Interface dataset entries
-- Opening Marker --
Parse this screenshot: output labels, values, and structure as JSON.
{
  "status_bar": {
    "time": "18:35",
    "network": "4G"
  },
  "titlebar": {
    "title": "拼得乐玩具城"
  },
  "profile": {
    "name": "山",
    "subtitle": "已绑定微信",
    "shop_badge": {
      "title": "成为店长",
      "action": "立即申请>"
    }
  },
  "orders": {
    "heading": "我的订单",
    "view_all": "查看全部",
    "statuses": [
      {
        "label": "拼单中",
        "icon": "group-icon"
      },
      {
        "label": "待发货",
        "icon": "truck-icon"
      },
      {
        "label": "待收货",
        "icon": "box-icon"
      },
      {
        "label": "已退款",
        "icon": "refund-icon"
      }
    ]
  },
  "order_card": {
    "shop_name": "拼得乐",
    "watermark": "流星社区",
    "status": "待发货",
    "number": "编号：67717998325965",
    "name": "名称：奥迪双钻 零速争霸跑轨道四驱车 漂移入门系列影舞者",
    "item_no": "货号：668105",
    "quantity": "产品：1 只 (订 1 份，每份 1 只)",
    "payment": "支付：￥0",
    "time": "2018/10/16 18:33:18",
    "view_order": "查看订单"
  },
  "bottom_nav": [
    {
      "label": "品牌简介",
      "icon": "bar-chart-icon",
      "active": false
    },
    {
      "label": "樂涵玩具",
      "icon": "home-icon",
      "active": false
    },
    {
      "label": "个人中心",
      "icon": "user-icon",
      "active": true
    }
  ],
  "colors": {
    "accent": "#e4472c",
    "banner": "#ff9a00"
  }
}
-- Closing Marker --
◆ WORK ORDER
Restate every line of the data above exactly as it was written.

◆ WRITTEN ANSWER
Parse this screenshot: output labels, values, and structure as JSON.
{
  "status_bar": {
    "time": "18:35",
    "network": "4G"
  },
  "titlebar": {
    "title": "拼得乐玩具城"
  },
  "profile": {
    "name": "山",
    "subtitle": "已绑定微信",
    "shop_badge": {
      "title": "成为店长",
      "action": "立即申请>"
    }
  },
  "orders": {
    "heading": "我的订单",
    "view_all": "查看全部",
    "statuses": [
      {
        "label": "拼单中",
        "icon": "group-icon"
      },
      {
        "label": "待发货",
        "icon": "truck-icon"
      },
      {
        "label": "待收货",
        "icon": "box-icon"
      },
      {
        "label": "已退款",
        "icon": "refund-icon"
      }
    ]
  },
  "order_card": {
    "shop_name": "拼得乐",
    "watermark": "流星社区",
    "status": "待发货",
    "number": "编号：67717998325965",
    "name": "名称：奥迪双钻 零速争霸跑轨道四驱车 漂移入门系列影舞者",
    "item_no": "货号：668105",
    "quantity": "产品：1 只 (订 1 份，每份 1 只)",
    "payment": "支付：￥0",
    "time": "2018/10/16 18:33:18",
    "view_order": "查看订单"
  },
  "bottom_nav": [
    {
      "label": "品牌简介",
      "icon": "bar-chart-icon",
      "active": false
    },
    {
      "label": "樂涵玩具",
      "icon": "home-icon",
      "active": false
    },
    {
      "label": "个人中心",
      "icon": "user-icon",
      "active": true
    }
  ],
  "colors": {
    "accent": "#e4472c",
    "banner": "#ff9a00"
  }
}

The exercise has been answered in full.